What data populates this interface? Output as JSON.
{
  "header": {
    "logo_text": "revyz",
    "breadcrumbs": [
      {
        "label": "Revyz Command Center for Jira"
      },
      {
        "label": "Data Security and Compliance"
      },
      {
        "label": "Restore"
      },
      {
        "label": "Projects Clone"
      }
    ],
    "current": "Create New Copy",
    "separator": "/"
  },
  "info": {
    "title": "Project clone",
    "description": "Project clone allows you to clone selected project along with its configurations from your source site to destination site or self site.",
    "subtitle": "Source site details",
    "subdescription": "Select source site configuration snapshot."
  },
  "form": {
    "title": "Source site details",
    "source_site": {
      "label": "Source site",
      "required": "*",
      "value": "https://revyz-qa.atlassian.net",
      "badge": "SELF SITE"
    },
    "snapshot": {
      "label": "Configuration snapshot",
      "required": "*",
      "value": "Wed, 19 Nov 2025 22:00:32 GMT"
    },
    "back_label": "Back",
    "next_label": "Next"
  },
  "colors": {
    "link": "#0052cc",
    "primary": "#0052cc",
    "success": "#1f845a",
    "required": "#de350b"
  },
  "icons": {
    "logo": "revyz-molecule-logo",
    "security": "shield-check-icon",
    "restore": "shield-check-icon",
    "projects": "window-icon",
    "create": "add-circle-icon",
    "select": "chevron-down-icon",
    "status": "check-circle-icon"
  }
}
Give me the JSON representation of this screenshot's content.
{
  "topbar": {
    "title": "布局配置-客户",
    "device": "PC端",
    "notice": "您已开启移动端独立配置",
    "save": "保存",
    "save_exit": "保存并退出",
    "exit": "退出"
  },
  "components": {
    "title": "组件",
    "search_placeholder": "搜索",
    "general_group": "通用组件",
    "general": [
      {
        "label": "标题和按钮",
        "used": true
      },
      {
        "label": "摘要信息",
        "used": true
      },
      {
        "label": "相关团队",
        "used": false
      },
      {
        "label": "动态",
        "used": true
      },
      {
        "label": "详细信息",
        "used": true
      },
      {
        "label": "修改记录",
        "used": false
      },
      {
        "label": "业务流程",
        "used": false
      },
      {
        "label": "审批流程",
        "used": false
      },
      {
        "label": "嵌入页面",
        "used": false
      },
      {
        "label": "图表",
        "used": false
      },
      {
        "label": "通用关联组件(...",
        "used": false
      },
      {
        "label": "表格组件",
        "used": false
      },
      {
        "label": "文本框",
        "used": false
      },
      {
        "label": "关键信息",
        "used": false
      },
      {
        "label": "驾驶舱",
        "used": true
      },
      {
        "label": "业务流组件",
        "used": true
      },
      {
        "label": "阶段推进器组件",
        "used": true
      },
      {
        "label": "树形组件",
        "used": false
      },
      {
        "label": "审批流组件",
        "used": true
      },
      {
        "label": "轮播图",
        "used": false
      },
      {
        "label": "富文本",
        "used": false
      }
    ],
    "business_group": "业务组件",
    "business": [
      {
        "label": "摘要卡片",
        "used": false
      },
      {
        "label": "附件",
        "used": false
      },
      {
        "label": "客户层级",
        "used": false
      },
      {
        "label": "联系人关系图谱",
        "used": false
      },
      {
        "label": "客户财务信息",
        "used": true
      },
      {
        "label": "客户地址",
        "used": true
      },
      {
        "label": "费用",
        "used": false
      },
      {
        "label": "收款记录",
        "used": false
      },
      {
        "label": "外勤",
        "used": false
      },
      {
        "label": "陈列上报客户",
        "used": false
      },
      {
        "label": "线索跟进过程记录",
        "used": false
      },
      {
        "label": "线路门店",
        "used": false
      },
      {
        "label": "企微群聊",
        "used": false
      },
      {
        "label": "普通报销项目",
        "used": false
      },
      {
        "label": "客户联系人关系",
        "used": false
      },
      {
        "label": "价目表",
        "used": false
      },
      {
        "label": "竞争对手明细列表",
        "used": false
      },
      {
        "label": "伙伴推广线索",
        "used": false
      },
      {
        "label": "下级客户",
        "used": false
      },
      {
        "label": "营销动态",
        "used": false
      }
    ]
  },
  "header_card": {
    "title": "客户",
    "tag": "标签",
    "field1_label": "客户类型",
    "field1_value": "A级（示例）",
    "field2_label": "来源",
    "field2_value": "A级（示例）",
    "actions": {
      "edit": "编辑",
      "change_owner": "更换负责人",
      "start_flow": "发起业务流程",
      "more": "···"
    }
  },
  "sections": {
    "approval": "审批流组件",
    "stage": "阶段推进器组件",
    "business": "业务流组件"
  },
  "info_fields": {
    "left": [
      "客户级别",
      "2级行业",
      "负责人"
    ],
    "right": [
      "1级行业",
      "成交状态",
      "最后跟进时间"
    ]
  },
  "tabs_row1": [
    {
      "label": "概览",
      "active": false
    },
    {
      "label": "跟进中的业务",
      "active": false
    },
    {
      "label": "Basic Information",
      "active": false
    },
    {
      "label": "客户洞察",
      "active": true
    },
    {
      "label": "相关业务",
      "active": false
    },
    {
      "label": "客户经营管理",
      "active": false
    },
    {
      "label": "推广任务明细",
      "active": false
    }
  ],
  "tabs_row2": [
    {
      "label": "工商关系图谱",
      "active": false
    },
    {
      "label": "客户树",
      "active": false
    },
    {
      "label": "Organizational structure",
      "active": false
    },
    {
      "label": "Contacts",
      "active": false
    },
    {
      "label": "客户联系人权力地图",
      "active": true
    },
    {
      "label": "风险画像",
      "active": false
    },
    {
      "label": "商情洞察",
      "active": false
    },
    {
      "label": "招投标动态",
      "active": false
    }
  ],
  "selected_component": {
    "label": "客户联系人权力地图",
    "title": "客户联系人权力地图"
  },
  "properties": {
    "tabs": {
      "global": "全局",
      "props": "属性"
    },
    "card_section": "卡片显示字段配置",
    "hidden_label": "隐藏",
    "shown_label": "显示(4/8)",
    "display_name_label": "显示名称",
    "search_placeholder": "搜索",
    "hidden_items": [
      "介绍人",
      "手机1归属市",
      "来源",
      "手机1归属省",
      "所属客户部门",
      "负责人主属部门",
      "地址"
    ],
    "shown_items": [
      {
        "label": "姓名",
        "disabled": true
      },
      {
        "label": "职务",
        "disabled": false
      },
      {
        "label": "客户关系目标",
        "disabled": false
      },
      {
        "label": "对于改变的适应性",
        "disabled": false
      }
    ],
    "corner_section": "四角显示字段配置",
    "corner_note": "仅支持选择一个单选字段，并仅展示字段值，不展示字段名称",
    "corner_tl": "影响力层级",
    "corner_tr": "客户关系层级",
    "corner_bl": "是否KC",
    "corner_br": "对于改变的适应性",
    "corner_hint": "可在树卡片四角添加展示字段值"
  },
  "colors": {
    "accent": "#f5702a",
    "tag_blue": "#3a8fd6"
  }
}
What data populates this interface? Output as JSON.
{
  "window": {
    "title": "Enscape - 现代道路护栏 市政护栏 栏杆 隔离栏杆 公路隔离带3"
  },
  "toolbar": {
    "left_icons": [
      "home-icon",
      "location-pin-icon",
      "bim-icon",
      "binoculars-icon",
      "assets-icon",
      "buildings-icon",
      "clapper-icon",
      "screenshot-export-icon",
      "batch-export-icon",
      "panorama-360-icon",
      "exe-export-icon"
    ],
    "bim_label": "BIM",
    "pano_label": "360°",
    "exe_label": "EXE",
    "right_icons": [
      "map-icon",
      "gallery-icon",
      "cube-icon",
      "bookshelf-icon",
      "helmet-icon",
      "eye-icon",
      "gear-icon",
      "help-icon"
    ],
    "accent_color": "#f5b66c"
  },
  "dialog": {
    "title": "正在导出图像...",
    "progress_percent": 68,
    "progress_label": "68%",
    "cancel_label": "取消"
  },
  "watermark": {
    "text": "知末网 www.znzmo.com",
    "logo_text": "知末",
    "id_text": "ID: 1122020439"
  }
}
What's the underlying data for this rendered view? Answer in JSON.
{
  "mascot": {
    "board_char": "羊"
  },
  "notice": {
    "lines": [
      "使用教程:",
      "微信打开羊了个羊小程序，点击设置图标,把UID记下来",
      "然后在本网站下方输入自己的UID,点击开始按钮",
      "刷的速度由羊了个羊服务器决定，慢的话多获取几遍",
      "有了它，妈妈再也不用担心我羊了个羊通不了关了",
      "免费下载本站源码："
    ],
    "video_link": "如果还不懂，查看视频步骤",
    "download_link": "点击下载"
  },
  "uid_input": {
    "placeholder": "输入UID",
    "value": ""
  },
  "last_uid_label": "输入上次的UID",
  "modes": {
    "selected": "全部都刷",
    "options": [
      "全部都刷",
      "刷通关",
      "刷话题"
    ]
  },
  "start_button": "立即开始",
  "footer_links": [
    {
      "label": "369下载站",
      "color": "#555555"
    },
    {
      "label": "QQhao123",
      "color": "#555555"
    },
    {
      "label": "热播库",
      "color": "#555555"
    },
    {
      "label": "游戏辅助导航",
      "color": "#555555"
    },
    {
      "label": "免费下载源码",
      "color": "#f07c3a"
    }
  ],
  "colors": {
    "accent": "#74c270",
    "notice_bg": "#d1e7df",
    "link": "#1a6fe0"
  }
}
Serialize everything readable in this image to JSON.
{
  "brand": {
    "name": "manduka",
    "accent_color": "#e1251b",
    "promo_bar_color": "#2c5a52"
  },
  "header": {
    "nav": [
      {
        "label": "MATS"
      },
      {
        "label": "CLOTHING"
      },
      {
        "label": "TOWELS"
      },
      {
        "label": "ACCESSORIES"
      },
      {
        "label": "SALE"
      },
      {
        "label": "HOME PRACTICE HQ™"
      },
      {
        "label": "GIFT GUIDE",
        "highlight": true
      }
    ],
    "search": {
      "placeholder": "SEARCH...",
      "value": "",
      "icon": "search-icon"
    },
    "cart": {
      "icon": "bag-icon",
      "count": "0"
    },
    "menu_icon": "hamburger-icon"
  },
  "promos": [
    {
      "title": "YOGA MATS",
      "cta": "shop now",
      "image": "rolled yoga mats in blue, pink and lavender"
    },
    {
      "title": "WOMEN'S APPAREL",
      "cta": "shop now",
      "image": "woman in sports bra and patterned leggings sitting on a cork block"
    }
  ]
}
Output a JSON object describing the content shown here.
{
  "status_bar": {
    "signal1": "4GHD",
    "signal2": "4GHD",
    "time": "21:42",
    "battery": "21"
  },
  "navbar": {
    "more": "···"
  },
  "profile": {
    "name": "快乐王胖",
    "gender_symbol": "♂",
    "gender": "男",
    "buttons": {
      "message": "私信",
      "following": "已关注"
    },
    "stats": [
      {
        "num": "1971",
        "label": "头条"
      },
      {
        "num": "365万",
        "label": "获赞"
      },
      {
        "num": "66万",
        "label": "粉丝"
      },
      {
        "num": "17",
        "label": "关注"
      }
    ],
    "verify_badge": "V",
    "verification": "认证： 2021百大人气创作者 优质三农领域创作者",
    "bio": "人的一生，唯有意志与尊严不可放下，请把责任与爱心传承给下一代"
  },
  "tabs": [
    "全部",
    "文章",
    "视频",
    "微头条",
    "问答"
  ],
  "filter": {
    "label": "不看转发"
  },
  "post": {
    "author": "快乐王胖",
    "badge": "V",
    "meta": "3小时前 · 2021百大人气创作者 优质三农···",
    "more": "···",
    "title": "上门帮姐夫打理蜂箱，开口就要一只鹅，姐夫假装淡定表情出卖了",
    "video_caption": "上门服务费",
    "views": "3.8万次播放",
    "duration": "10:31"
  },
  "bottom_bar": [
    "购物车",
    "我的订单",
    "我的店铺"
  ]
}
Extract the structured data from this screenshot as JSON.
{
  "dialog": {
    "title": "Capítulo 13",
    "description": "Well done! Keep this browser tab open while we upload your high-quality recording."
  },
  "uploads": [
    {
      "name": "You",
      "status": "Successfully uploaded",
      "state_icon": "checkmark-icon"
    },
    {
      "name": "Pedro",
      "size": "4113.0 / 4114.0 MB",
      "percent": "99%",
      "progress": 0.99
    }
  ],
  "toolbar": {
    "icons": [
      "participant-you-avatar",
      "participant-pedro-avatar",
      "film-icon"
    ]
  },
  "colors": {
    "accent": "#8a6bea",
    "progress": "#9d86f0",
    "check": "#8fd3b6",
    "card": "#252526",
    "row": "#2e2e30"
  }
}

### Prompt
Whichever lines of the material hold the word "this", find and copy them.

### Answer below
What data populates this interface? Output as JSON.
Give me the JSON representation of this screenshot's content.
What data populates this interface? Output as JSON.
What's the underlying data for this rendered view? Answer in JSON.
Serialize everything readable in this image to JSON.
Extract the structured data from this screenshot as JSON.
    "description": "Well done! Keep this browser tab open while we upload your high-quality recording."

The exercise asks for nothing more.